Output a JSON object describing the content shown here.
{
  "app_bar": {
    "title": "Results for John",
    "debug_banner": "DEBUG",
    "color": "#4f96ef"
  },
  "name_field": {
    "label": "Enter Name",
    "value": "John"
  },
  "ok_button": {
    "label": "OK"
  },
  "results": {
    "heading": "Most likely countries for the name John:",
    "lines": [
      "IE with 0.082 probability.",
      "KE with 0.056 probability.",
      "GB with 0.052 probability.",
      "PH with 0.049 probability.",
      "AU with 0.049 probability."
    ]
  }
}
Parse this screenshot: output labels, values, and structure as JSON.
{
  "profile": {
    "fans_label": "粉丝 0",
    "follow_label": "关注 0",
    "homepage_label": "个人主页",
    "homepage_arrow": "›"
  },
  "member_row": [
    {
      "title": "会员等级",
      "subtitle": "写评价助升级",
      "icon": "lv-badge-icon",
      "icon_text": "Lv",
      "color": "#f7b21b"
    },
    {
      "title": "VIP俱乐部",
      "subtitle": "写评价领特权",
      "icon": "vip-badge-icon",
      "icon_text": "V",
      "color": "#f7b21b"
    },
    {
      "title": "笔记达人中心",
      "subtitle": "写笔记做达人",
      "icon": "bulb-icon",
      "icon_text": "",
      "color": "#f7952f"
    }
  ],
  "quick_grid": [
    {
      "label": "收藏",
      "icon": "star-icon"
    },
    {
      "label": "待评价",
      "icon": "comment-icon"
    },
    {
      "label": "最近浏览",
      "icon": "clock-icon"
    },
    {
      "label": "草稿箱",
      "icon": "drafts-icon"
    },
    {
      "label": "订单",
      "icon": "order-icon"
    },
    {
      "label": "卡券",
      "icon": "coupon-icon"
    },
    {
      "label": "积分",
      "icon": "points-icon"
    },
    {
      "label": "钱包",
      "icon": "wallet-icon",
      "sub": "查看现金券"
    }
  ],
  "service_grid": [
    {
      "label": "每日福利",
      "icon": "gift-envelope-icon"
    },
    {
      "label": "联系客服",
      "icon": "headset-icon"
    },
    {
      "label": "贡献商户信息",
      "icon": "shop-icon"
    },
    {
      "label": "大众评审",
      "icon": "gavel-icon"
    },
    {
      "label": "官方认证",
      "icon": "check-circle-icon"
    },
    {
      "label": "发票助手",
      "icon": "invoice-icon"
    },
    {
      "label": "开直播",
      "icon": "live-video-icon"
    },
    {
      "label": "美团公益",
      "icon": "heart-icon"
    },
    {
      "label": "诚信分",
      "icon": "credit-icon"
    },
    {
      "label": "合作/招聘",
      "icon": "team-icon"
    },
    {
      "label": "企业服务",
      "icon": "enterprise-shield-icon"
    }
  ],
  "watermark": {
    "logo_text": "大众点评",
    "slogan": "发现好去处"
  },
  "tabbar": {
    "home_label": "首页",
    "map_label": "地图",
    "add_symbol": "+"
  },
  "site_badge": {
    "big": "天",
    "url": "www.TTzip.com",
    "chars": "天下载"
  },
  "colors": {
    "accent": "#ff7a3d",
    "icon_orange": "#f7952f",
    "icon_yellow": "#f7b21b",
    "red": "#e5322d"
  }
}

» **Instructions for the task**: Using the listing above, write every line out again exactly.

» **Worked solution**:
Output a JSON object describing the content shown here.
{
  "app_bar": {
    "title": "Results for John",
    "debug_banner": "DEBUG",
    "color": "#4f96ef"
  },
  "name_field": {
    "label": "Enter Name",
    "value": "John"
  },
  "ok_button": {
    "label": "OK"
  },
  "results": {
    "heading": "Most likely countries for the name John:",
    "lines": [
      "IE with 0.082 probability.",
      "KE with 0.056 probability.",
      "GB with 0.052 probability.",
      "PH with 0.049 probability.",
      "AU with 0.049 probability."
    ]
  }
}
Parse this screenshot: output labels, values, and structure as JSON.
{
  "profile": {
    "fans_label": "粉丝 0",
    "follow_label": "关注 0",
    "homepage_label": "个人主页",
    "homepage_arrow": "›"
  },
  "member_row": [
    {
      "title": "会员等级",
      "subtitle": "写评价助升级",
      "icon": "lv-badge-icon",
      "icon_text": "Lv",
      "color": "#f7b21b"
    },
    {
      "title": "VIP俱乐部",
      "subtitle": "写评价领特权",
      "icon": "vip-badge-icon",
      "icon_text": "V",
      "color": "#f7b21b"
    },
    {
      "title": "笔记达人中心",
      "subtitle": "写笔记做达人",
      "icon": "bulb-icon",
      "icon_text": "",
      "color": "#f7952f"
    }
  ],
  "quick_grid": [
    {
      "label": "收藏",
      "icon": "star-icon"
    },
    {
      "label": "待评价",
      "icon": "comment-icon"
    },
    {
      "label": "最近浏览",
      "icon": "clock-icon"
    },
    {
      "label": "草稿箱",
      "icon": "drafts-icon"
    },
    {
      "label": "订单",
      "icon": "order-icon"
    },
    {
      "label": "卡券",
      "icon": "coupon-icon"
    },
    {
      "label": "积分",
      "icon": "points-icon"
    },
    {
      "label": "钱包",
      "icon": "wallet-icon",
      "sub": "查看现金券"
    }
  ],
  "service_grid": [
    {
      "label": "每日福利",
      "icon": "gift-envelope-icon"
    },
    {
      "label": "联系客服",
      "icon": "headset-icon"
    },
    {
      "label": "贡献商户信息",
      "icon": "shop-icon"
    },
    {
      "label": "大众评审",
      "icon": "gavel-icon"
    },
    {
      "label": "官方认证",
      "icon": "check-circle-icon"
    },
    {
      "label": "发票助手",
      "icon": "invoice-icon"
    },
    {
      "label": "开直播",
      "icon": "live-video-icon"
    },
    {
      "label": "美团公益",
      "icon": "heart-icon"
    },
    {
      "label": "诚信分",
      "icon": "credit-icon"
    },
    {
      "label": "合作/招聘",
      "icon": "team-icon"
    },
    {
      "label": "企业服务",
      "icon": "enterprise-shield-icon"
    }
  ],
  "watermark": {
    "logo_text": "大众点评",
    "slogan": "发现好去处"
  },
  "tabbar": {
    "home_label": "首页",
    "map_label": "地图",
    "add_symbol": "+"
  },
  "site_badge": {
    "big": "天",
    "url": "www.TTzip.com",
    "chars": "天下载"
  },
  "colors": {
    "accent": "#ff7a3d",
    "icon_orange": "#f7952f",
    "icon_yellow": "#f7b21b",
    "red": "#e5322d"
  }
}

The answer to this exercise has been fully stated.